Financial and volunteer support to preserve the unique ecology and cultural heritage of Fakahatchee Strand Preserve State Park and to educate the public about its importance.

Fakahatchee swampwalk reflections

Bruce Bunch June 25, 2015 News and Events

A well-disguised gator patrols Fakahatchee strand. (Photo by Quinn Hiaasen)

By Quinn Hiaasen

The Fakahatchee Strand Preserve is a wetland in the Florida Everglades. Recently we had the treat of visiting this wild place. It is one of the most biologically rich places in the United States, and contains many species that are found nowhere else in North America.

I have always loved nature, and being in the middle of it. The silence and serene qualities of the “middle of nowhere” are very intriguing to me. The swamp was quite literally, the “middle of nowhere”. I was blown away by how small you suddenly feel as you walk deeper into the swamp. Its beauty can pull you further and further into it, and before you know it, you are lost in a seemingly endless landscape of marsh.

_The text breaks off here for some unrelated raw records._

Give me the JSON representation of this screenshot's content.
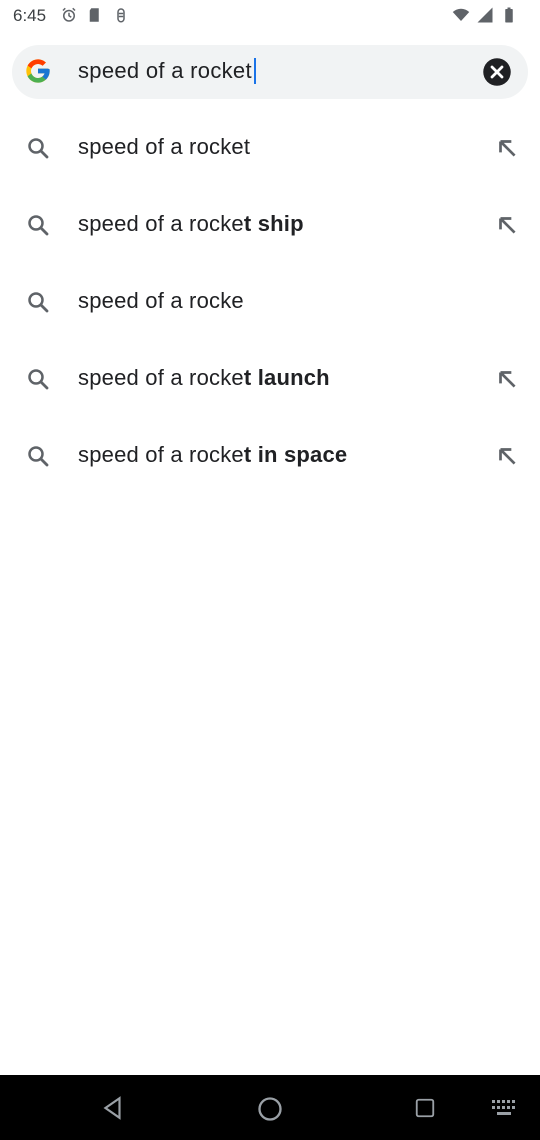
{
  "status_bar": {
    "time": "6:45",
    "icons_left": [
      "alarm-icon",
      "sd-card-icon",
      "cloud-sync-icon"
    ],
    "icons_right": [
      "wifi-icon",
      "cellular-icon",
      "battery-icon"
    ]
  },
  "search": {
    "query": "speed of a rocket"
  },
  "suggestions": [
    {
      "prefix": "speed of a rocket",
      "completion": "",
      "has_arrow": true
    },
    {
      "prefix": "speed of a rocke",
      "completion": "t ship",
      "has_arrow": true
    },
    {
      "prefix": "speed of a rocke",
      "completion": "",
      "has_arrow": false
    },
    {
      "prefix": "speed of a rocke",
      "completion": "t launch",
      "has_arrow": true
    },
    {
      "prefix": "speed of a rocke",
      "completion": "t in space",
      "has_arrow": true
    }
  ],
  "nav_bar": {
    "buttons": [
      "back-icon",
      "home-icon",
      "recents-icon",
      "keyboard-icon"
    ]
  },
  "colors": {
    "search_bg": "#f1f3f4",
    "caret": "#1a73e8",
    "nav_bg": "#000000",
    "icon_gray": "#5f6368"
  }
}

As a photographer, the Fakahatchee Strand was the most dramatic environment I have ever been in. Light refracts through the water vapor rising off of the saturated marsh floor, casting long shadows behind trees and plants. Fallen cypress stumps display their ancient architecture that has been etched into their wood by hundreds of years of enduring the watery domain. Water droplets cling to the leaves of bromeliads as a morning dew settles on the plant. Ferns and orchids attach themselves to trunks of pond apple trees. Alligators bask beneath a layer of green slime, patiently waiting for their next meal. There seemed to be an endless number of frames to capture, every square foot of the swamp was special in its own way. I soon realized, however, that I had to pace myself and look for the things that you may walk by without even noticing.

It was an incredible trip. I have come away with some amazing photographs, as well as fond memories. Someday I hope to go into this swamp again, and continue to explore more of the 80,000 acres of wilderness.

Editor’s note: Quinn is the son of author Carl Hiaasen